Technology - Basic $20 tablets are rolled out to Indian students
While schools across the developed world spend hundreds of pounds on the latest tablet computers for their students, schoolchildren in India are getting their hands on pieces of kit costing just $20 (#163;13) each.
A technology company that has offices in England, Canada and India has produced the ultra-low-cost tablet, with the intention of targeting the developing world's education sector, starting with the Indian subcontinent.
The tablets usually cost $40 each but the Indian government is subsidising half the cost - it hopes that the new computers will save it millions by removing the need for supplies such as textbooks.
Suneet Singh Tuli, chief executive of Datawind, said the company was able to manufacture the device so cheaply partly by squeezing supply chain margins, but most importantly by developing its own touch-screen technology.
"We focused on disruptive innovation by deploying 'good enough' features and technology, instead of trying to create an iPad killer," Mr Tuli said. "For people whose monthly salary is $200, getting good-enough functionality is more important than all the bells and whistles that put products out of their reach."
The development comes as governments around the world are increasingly looking to provide their school students with personal tablets.
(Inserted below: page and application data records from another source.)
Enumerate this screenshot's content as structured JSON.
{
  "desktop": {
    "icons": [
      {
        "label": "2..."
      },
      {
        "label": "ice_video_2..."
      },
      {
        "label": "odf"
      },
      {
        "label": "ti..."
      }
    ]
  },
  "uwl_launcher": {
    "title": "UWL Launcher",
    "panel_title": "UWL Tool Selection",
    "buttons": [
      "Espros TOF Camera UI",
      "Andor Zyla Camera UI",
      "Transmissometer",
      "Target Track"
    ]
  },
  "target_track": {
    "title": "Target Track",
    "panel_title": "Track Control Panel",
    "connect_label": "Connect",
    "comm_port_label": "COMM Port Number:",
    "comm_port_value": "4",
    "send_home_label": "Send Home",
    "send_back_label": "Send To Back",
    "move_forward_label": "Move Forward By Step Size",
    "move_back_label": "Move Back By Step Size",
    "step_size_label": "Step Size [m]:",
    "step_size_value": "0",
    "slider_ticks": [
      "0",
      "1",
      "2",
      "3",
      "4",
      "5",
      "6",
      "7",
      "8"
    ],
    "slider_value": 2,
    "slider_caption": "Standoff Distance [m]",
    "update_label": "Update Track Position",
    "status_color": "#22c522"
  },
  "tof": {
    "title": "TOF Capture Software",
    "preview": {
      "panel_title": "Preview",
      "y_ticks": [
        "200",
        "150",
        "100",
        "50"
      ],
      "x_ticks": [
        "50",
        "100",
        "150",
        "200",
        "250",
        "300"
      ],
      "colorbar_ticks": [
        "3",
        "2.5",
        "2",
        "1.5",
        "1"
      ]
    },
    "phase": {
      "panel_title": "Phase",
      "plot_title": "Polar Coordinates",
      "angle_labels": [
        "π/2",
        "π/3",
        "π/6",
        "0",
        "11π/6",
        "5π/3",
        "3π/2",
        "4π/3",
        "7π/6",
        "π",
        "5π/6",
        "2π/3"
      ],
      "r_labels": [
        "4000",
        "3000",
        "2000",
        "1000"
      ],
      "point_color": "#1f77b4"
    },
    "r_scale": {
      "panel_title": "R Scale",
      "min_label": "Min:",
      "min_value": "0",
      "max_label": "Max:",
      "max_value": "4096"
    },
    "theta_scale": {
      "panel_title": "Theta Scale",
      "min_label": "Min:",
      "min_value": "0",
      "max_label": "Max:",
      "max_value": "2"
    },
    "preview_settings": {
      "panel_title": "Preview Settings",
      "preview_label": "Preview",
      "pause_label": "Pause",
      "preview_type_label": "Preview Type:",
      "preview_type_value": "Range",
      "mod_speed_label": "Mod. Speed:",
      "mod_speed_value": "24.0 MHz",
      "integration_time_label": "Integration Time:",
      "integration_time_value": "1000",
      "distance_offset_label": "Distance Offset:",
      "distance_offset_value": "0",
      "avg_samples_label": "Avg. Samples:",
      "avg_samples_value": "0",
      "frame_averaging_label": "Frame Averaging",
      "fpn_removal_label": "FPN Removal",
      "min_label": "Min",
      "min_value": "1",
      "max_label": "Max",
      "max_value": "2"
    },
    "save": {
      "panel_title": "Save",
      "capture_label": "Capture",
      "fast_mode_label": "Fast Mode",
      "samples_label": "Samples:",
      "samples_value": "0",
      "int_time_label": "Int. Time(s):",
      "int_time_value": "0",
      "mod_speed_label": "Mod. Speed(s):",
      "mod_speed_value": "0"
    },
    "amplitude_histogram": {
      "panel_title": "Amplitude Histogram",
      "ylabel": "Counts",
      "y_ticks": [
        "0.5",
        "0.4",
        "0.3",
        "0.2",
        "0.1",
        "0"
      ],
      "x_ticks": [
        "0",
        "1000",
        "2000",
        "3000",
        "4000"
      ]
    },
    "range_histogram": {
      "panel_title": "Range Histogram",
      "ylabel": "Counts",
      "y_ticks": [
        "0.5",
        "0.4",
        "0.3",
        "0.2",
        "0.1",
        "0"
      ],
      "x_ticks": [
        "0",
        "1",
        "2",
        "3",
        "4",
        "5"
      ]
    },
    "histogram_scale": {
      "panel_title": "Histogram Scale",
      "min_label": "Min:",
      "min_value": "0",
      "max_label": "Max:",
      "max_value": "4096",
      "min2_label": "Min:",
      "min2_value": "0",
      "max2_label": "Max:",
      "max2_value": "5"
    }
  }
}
The US is aiming to give each of its students one-to-one access by 2016; Singapore, Turkey and Jamaica have similar targets.
Just last week, TES reported that the decisions by other governments to provide one-to-one access to tablets could have a knock-on effect in UK schools ("Governments seek tablets for all as takeover continues", 2 August).
Early research into the area in the UK has found that tablets can promote independent learning and boost motivation among students, but there are significant barriers to the effective use of tablets, such as poor wi-fi connectivity in schools.
Similar concerns have been raised in Kenya, where the government intends to give individual laptops to its 1.3 million students starting primary school, despite 90 per cent of schools not having electricity.